Fans of the style of music will know that Bill's band featured some folks who would later have huge careers on their own. The duo of Lester Flatt and Earl Scruggs recorded some of the most famous bluegrass songs ever. The interplay of their guitar and banjo were truly amazing and every bluegrass artist on the planet has attempted to replicate it, usually with much less success than the original. Here is "Foggy Mountain Breakdown".
Another famous duo were the brothers Carter and Ralph Stanley who played a bit less of a frenetic style of bluegrass. They and their band, the Clinch Mountain boys recorded for Columbia and then King records until Carter passed away in 1966. Ralph was convinced by fans and the label to continue and has recorded with many bluegrass artists since.Here is his version of "I've Got A Mule To Ride".
Another early bluegrass band who never achieved the popularity of other bands were the Lonesome Pine Fiddlers. Many of the band members played with Bill Monroe or Flatt and Scruggs at times and Jimmy Martin had a certain amount of fame on his own. Here from 1950 is "Don't Forget Me".
Norman Blake is one of the more contemporary practitioners of bluegrass, and he and his wife Nancy were part of the bluegrass revival of the 70s. He has recorded an album with local artist Peter Ostruschko called "Meeting On Southern Soil" that is well worth listening to. Here is a 1980 performance with the Rising Fawn String Ensemble.
While this next song is not strictly speaking bluegrass, it comes awfully close and I can't avoid posting it because the combination of a Brooklyn native and Norman Blake and Rusty Scaggs is just too sweet to pass up. "Muleskinner Blues"
Doc Watson and his son Merle recorded together prior to Doc's passing in 2012. Doc was a beloved figure during the 70s revival years and recorded "Tennesse Stud" for the "Will The Circle Be Unbroken" album that did so much to ensure the survival of the bluegrass genre.Here he plays "The Last Steam Engine" with Chet Atkins and Leo Kottke, another local musician.

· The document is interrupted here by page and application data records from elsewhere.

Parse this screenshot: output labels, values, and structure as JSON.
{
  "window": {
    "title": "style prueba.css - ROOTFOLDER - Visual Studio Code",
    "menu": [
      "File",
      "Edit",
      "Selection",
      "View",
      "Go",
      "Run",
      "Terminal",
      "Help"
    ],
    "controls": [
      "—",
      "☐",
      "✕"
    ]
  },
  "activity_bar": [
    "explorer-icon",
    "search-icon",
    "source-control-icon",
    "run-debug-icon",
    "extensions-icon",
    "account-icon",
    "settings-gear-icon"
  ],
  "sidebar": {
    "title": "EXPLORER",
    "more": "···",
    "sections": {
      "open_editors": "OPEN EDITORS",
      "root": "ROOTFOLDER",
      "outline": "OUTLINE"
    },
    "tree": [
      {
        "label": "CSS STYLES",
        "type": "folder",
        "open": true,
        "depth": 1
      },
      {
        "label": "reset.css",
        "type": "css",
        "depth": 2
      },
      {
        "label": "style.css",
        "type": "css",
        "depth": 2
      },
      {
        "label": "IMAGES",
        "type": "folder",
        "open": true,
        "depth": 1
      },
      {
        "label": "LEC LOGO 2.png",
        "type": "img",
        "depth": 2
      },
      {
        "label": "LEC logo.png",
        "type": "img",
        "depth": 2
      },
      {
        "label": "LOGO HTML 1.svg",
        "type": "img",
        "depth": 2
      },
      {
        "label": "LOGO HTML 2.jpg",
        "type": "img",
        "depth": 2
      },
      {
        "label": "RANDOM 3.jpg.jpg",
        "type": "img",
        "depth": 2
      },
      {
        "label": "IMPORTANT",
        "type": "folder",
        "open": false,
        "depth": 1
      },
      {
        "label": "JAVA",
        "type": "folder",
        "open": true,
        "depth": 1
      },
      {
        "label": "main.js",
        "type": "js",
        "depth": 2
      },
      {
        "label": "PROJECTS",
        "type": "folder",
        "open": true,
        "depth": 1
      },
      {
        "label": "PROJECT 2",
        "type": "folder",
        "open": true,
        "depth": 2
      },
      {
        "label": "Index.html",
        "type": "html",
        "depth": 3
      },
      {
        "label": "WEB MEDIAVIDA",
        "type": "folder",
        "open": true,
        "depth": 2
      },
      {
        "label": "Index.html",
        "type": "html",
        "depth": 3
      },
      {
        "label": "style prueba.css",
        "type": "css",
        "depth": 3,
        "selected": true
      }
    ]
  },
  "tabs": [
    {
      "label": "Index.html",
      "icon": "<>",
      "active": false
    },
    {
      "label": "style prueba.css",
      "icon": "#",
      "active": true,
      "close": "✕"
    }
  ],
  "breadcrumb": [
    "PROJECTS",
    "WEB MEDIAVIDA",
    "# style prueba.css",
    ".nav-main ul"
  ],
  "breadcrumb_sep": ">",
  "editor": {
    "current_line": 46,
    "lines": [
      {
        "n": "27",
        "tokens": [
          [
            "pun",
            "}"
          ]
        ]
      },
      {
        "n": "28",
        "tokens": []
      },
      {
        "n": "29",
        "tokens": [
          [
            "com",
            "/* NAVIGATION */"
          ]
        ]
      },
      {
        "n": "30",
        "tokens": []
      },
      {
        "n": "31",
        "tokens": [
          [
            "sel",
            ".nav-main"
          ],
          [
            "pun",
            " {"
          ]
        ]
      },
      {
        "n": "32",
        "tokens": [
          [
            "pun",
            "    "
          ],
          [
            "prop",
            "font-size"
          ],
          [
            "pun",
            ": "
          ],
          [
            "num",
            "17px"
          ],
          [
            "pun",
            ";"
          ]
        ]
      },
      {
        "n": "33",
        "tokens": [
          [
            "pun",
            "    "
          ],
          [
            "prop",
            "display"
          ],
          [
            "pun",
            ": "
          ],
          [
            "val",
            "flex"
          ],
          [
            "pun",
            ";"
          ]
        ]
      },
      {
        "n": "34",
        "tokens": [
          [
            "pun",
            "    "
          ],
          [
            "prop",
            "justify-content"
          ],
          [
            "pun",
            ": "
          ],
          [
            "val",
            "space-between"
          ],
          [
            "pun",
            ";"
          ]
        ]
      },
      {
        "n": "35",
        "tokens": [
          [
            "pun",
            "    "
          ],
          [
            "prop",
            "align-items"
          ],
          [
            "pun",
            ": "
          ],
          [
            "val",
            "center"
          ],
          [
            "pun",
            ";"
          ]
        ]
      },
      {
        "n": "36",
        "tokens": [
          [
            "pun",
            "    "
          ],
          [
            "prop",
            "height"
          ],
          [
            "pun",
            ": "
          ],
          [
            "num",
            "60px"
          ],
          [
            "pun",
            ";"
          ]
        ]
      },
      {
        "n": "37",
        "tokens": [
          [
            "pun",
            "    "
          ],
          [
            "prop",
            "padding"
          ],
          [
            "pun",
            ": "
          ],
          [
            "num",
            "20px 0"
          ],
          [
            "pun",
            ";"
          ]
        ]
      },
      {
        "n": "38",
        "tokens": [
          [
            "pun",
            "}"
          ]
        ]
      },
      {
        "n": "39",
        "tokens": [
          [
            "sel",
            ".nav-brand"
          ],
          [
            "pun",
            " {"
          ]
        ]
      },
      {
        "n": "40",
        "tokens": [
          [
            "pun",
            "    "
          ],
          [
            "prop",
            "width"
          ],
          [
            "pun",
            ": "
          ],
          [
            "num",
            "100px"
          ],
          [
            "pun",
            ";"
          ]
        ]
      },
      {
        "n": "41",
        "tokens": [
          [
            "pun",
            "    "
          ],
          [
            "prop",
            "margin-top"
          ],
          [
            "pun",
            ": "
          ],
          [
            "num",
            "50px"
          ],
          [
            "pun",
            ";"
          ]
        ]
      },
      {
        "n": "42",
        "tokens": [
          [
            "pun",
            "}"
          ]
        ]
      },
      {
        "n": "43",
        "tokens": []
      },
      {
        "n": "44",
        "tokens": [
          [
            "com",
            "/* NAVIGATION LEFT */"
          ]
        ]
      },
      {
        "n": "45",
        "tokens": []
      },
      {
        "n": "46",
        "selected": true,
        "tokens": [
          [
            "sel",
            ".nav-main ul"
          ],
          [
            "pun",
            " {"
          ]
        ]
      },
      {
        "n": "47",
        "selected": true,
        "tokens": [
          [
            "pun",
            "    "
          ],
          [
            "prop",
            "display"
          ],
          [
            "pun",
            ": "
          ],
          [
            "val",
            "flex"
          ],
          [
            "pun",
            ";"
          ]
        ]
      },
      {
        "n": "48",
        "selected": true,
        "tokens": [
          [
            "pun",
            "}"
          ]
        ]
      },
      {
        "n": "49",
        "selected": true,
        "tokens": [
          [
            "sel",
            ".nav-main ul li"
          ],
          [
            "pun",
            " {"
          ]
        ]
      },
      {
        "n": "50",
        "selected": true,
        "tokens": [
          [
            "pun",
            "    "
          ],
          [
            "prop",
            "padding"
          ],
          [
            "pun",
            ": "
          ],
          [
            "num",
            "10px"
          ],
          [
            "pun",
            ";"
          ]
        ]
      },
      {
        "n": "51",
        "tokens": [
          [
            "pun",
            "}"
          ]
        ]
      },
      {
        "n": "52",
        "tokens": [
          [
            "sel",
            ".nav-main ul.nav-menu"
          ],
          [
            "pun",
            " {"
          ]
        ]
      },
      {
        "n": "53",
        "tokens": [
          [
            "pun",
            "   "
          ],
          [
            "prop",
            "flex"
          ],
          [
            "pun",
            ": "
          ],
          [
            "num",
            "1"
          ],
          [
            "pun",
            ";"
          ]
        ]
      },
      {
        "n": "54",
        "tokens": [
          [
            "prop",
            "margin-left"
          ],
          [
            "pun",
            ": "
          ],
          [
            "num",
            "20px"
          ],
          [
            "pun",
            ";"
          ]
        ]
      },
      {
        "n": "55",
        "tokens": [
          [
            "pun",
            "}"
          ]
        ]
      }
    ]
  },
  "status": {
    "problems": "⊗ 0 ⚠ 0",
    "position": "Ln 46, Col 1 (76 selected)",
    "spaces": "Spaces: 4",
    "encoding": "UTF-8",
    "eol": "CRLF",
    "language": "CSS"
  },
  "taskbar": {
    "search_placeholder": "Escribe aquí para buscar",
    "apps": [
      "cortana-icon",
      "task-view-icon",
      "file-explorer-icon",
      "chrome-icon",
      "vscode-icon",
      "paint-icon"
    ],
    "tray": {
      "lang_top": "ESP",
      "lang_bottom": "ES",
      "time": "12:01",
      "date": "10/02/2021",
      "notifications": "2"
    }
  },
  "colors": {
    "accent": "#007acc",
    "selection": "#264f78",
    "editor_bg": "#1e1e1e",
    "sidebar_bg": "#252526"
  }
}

Since we are listening to Doc, this would be a good time to introduce a favorite contemporary bluegrass musician who also can play almost any style of music on the mandolin. I'm sure I don't have explain to anyone who has listened to him how amazing Chris Thiele is. Here he and Doc do a version of "Bury Me Beneath The Willow".
Surely the most famous of the contemporary bluegrass bands has to be Allison Krauss and Union Station. With sixteen or so albums to their name as well as several songs on the Coen brothers film "O Brother, Where Art Thou", they are doing yeoman's work to keep bluegrass alive. Here is the band doing "Dust Bowl Children".
It's getting close to time to wrap this one up, but I can't end without acknowledging a couple great local bluegrass bands. First, there are some folks from the Duluth area that draw a crowd every time they play here. As well they should, they are damn good! Trampled By Turtles seem to get more polished with each performance and we are lucky to have them based in our state. Here is "Drinking In The Morning".
Pert Near Sandstone are a Minneapolis group that have earned national attention and for good reason. Their performances are always a high energy blast. Run, don't walk, to see either of these local bluegrass bands! Here PNS does "Okannagan Valley".
So, let's see; at least half a dozen local connections to bluegrass. Does this indicate that we are at least potentially "Northwoods white crackers"? Do I hear banjos in the background, or even fiddles?
That's all I've got on this topic; this thread is officially closed. Re-open it if you wish or need...